The details continued, “At their festivities there was good cheer and fun to saiety. The Christmas tree was laden with a rich and beautiful fruitage, that was plucked by the expectant audience through the medium of officiating gentlemen. After divesting the tree of its presents, the ball was opened.”

According to the newspaper, the Turn Verein Christmas extravaganza was well attended. “Over (70) couples” were present and “chased the flying hours with glowing feet,” to the “melody of beautiful Straus waltzes and other selections. They saw the day through in good style.”

While Napa County residents enjoyed both their faith-based and community oriented Christmas activities, prior to the holiday, they also engaged in the holiday “hustle and bustle” of shopping, decorating, sending cards and more—just like today! However, all of this effort is, and was, for a very special reason which the Reporter explained so eloquently some 139 years ago.

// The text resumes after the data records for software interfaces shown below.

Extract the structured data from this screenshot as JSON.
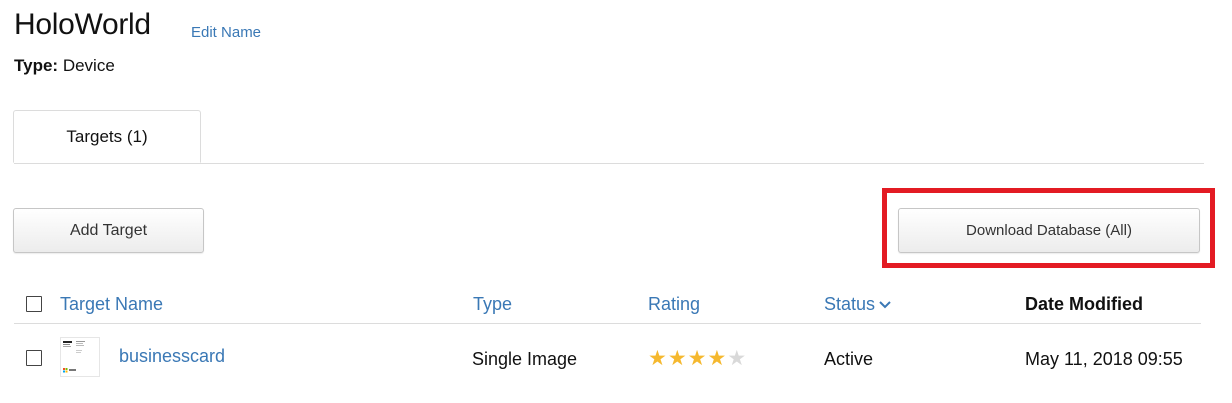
{
  "header": {
    "title": "HoloWorld",
    "edit_link": "Edit Name",
    "type_label": "Type:",
    "type_value": "Device"
  },
  "tabs": [
    {
      "label": "Targets (1)"
    }
  ],
  "toolbar": {
    "add_target_label": "Add Target",
    "download_label": "Download Database (All)"
  },
  "table": {
    "columns": {
      "name": "Target Name",
      "type": "Type",
      "rating": "Rating",
      "status": "Status",
      "date": "Date Modified"
    },
    "rows": [
      {
        "name": "businesscard",
        "type": "Single Image",
        "rating": 4,
        "rating_max": 5,
        "status": "Active",
        "date": "May 11, 2018 09:55"
      }
    ]
  },
  "colors": {
    "link": "#3a78b5",
    "star_filled": "#f5b82e",
    "star_empty": "#d9d9d9",
    "highlight": "#e31b23"
  },
  "icons": {
    "status_sort": "chevron-down-icon",
    "rating_star": "star-icon"
  }
}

It stated, “This is the day to forget animosities, and to interchange tokens of regard, to bind old friendships and strengthen new ones all amidst a general good feeling.”

Merry Christmas and Happy Holidays to one and all! Also, thank you for your readership, ideas and kind words!

Rebecca Yerger is a writer and historian living in Napa. Reach her at